Last summer, my mother fell seriously ill. We thought, for several days, that she was dying. My four brothers and I gathered at the regional hospital in the small city where she lives, preparing for the worst. We said our goodbyes. But that time we were fortunate; eventually she rallied and survived, and she’s still with us. The crisis passed.
I woke at about 4 the other morning, thinking about my brown daughter and my brown sons, about the dangers they’ll face. The fear I feel is different, of course, from what I experienced with my mother. I wonder whether my children will ever find a place in this world where they can be safe. And by safe, I don’t mean free from any possibility of harm. No one has that. I only wonder whether they’ll they find a community that accepts and encourages them for who they are, a place without a thousand large and small indicators telling them they are less than.
I awoke thinking of all the ways the world can harm the ones I love, and all the suffering people and creatures on this planet that I don’t even know. I woke up feeling useless; I woke up feeling out of control.
One night during my mother’s illness, one of my brothers and I sat in the hospital room with her as she slept. He and I hadn’t really spoken in depth for a long time. Generally when we get together for holidays we see sisters-in-law, nieces, nephews; we argue over sports and whatever‘s happening in the world; and, of course, we tell stories about one another and the trouble we got into as boys. We laugh, recounting who did what to whom. But this time, between my brother and me, there wasn’t much of that.
I try to live in such a way that I leave less suffering in the world. I think about the effects of my actions. With whom do I interact? In what ways do I use my words? How do my thoughts and feelings influence the way I treat others? How consciously do I reflect on and decide what products I buy or what I watch on TV? What are the things I take into and put from me?
But my sense of helplessness about my effect on the world persists because the uncertainty about it is real. I don’t control the long-term results of my actions. I don’t know how my decisions will turn out. Given that, how much change can I bring about in the world? What good can this single, limited self do? It’s tempting to say, “Well, if I can’t be sure that it’ll do any good, why bother? Why face reality if I don’t know whether I can change it?”
That night at my mother’s bedside, the conversation between my brother and I took an unusual turn. We ended up talking less about our memories of what the other had done and more about who the other had been. Instead of recounting events, we each shared our impressions of the other—character and temperament and personality—and how the other’s way of being had made deep marks on each of us that we still carried.
We realized each of us often saw himself in terms of what he had (or hadn’t) done. But our thoughts of the other brother centered on who he had been. While each had, over the years, preoccupied himself with his own flaws, what I spoke to him and he spoke to me was admiration for what we had represented to one another. The love between us didn’t rest in doing but in being. And I know there have been times that simply remembering the kind of person he was had encouraged and strengthened me.

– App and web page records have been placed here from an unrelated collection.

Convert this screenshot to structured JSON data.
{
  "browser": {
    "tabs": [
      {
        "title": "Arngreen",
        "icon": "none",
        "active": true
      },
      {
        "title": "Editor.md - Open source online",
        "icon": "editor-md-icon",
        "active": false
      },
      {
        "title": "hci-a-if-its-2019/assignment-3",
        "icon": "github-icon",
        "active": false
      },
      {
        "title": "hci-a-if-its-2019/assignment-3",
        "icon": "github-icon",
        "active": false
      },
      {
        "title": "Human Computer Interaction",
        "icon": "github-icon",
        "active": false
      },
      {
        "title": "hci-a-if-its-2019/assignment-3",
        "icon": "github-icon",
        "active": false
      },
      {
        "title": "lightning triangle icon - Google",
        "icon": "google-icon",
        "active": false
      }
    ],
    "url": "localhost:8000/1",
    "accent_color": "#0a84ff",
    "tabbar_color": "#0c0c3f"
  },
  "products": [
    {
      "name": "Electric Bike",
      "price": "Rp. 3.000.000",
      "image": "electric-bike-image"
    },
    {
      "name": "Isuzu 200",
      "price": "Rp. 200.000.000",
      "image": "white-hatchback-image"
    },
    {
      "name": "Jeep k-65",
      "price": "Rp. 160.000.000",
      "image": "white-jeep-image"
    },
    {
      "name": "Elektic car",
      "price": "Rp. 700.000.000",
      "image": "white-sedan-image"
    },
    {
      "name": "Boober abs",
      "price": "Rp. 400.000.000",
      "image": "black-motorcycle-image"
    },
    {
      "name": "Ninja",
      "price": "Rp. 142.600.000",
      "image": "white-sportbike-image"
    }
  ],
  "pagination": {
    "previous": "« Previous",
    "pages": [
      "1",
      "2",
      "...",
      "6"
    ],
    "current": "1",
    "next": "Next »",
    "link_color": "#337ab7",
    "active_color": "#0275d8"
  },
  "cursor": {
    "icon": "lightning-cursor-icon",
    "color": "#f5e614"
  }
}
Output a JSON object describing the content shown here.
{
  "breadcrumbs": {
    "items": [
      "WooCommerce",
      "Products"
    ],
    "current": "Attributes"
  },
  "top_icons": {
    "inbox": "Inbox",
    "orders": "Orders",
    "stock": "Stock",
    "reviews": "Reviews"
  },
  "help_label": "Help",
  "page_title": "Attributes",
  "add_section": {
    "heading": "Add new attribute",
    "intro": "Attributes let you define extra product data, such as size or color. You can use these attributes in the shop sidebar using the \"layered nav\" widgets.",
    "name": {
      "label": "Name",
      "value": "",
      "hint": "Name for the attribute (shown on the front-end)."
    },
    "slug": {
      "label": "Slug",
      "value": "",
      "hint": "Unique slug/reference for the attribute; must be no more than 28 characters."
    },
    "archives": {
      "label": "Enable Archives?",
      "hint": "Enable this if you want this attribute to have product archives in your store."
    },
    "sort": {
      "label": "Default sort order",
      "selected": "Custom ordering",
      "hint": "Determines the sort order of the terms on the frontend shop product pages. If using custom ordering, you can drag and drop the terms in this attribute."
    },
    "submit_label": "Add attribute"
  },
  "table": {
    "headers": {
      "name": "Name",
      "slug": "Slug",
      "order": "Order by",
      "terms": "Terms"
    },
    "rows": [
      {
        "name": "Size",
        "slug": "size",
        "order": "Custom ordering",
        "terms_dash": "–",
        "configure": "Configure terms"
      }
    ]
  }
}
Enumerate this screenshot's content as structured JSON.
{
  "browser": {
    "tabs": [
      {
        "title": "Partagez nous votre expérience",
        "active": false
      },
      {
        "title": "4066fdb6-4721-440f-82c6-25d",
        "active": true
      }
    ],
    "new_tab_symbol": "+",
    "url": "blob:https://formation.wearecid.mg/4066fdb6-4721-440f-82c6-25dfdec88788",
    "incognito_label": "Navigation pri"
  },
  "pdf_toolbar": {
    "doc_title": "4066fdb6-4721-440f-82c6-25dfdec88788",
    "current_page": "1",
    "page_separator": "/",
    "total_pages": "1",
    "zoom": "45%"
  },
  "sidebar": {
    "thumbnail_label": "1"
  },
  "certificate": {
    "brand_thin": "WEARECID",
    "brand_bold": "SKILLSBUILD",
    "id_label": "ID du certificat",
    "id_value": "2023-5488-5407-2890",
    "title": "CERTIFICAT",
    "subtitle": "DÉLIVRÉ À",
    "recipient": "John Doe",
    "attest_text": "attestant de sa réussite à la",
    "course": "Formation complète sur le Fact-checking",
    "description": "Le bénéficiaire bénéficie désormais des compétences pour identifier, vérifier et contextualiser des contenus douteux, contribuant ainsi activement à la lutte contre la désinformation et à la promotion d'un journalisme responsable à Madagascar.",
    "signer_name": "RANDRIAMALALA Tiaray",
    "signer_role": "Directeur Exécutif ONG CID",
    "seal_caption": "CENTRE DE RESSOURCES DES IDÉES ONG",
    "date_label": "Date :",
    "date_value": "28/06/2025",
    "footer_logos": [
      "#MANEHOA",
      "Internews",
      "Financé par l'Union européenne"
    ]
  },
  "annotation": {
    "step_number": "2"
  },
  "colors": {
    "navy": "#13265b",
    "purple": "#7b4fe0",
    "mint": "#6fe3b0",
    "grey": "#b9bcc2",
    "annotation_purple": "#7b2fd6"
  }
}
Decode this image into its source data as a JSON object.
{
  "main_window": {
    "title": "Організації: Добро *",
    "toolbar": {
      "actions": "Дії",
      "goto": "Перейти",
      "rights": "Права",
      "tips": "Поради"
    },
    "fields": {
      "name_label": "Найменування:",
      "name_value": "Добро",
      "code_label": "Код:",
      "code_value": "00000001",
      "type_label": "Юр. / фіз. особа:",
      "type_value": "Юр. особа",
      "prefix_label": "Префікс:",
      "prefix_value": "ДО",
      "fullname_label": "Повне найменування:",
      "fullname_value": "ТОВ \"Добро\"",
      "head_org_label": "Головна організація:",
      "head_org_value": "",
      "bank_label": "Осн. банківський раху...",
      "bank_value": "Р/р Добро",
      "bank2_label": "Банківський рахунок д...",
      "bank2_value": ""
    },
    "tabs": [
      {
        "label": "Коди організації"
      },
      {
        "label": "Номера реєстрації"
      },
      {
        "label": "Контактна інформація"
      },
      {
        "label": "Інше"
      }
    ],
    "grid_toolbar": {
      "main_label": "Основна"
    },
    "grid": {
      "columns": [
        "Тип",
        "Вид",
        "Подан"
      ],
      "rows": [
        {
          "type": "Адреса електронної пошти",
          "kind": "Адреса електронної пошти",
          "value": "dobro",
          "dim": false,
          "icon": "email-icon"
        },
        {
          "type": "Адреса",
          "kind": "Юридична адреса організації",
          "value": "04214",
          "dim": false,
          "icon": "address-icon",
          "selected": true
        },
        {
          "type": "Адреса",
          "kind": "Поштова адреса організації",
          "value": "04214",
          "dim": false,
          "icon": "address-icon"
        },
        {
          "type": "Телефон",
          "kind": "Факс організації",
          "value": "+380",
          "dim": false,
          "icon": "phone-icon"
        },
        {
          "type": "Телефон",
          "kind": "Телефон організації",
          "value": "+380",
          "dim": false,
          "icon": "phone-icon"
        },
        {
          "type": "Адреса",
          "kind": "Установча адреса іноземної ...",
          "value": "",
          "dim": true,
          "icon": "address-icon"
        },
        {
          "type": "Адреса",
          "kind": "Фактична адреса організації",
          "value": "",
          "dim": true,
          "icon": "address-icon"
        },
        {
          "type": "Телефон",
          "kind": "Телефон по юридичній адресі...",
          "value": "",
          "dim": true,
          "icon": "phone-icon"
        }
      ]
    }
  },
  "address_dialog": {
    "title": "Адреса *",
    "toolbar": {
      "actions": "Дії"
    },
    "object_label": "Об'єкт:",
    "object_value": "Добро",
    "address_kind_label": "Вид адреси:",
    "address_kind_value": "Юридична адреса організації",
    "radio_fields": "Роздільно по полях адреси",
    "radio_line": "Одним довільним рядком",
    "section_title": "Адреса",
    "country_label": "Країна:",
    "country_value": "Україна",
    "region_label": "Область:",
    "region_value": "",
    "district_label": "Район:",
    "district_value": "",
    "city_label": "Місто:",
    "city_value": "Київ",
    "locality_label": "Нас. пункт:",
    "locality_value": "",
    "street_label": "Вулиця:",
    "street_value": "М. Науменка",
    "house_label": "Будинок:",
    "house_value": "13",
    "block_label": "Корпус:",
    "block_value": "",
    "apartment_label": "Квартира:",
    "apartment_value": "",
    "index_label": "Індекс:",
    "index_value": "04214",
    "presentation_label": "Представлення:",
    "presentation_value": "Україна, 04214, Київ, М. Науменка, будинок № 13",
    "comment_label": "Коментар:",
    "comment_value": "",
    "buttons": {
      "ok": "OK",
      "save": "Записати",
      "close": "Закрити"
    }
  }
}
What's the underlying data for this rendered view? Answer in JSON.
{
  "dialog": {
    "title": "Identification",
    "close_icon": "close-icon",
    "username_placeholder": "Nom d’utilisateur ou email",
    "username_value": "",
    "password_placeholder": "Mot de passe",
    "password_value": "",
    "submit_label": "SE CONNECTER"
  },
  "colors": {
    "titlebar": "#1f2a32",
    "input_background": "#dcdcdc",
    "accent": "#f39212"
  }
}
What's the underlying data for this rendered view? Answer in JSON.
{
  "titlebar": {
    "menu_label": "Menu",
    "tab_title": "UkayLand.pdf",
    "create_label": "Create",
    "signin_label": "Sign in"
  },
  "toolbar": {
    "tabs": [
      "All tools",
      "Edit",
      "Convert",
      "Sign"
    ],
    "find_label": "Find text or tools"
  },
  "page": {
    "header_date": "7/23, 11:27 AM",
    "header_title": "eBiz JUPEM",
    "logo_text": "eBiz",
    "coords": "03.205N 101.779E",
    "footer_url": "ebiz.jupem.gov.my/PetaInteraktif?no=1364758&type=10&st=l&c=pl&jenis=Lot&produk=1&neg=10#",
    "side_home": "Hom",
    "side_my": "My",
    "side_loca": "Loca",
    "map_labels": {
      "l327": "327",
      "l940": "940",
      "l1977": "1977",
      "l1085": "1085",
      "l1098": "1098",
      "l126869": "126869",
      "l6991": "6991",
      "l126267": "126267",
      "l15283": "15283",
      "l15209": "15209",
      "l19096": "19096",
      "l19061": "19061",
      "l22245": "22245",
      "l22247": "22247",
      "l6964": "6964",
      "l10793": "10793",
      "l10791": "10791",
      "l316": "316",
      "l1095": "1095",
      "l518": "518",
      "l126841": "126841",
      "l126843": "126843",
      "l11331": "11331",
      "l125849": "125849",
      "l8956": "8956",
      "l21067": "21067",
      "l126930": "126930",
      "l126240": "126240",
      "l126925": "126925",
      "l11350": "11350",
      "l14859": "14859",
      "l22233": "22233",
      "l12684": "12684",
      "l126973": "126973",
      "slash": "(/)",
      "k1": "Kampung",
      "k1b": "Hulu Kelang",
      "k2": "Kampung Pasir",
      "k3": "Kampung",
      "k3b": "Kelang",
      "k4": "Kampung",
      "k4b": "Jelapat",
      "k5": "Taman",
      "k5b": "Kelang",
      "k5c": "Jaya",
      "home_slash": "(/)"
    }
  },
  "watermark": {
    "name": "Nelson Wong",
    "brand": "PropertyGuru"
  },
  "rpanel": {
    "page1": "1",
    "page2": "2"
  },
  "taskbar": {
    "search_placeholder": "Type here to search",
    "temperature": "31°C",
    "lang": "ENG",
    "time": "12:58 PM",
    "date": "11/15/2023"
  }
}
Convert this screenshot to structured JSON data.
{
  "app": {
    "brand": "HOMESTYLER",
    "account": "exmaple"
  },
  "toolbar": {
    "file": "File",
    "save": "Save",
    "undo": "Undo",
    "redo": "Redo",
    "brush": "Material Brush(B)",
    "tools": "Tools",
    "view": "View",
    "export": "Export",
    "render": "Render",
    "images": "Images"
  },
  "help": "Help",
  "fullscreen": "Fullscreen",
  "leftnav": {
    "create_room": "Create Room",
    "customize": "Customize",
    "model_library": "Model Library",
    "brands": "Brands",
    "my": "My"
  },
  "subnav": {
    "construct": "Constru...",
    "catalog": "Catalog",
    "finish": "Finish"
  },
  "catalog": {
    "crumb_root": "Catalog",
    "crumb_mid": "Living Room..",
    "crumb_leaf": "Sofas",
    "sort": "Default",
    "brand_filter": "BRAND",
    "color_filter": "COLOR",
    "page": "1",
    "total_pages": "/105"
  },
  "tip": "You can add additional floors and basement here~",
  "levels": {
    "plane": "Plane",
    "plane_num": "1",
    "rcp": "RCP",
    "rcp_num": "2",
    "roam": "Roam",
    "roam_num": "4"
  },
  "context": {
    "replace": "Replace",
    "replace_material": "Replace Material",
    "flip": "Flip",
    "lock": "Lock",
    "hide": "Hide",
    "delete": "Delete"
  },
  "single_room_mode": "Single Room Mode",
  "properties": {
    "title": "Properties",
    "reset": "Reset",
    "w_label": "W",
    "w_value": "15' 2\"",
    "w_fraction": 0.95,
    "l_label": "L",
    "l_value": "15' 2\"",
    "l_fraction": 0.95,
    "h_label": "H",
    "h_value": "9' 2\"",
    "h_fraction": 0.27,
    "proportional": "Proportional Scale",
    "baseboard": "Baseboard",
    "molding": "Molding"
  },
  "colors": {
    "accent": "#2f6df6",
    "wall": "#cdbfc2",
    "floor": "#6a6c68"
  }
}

The memory of our conversation reminds me that not just my actions but my being itself matters. I make the choices I make not just because of what they might achieve, but because of the person I want to be: the kind who faces reality, the kind who, at the end, can truthfully say, “Well, at least I looked life in the face and didn’t look away.”
My conversation with my brother reminded me that who I am leaves traces on those I encounter. I have no idea what others will do with those traces. I have no idea what differences, if any, they’ll make. Despite what our culture encourages us to pretend, no one knows that. Our play at certainty may be our deepest make-believe.
However limited my ability to shape my children’s world, the way I choose to exist can give them a sense of how to be themselves. I feel so much fear for these human beings I‘ve helped make and raise and will someday turn over to the world. But in the end, the only—and the most important—thing I can send with them is who and how I’ve been. All I can teach them is the way I try to embody my values, the memory of my questions, the memory of my words.
So when I write, I consider what kinds of words will come from me, not only because of their effect on the reader but even more because those words will speak the truth about me to those I love. Words are one of the most fundamental ways I exist. And I can only hope the words my children take away from me will be enough.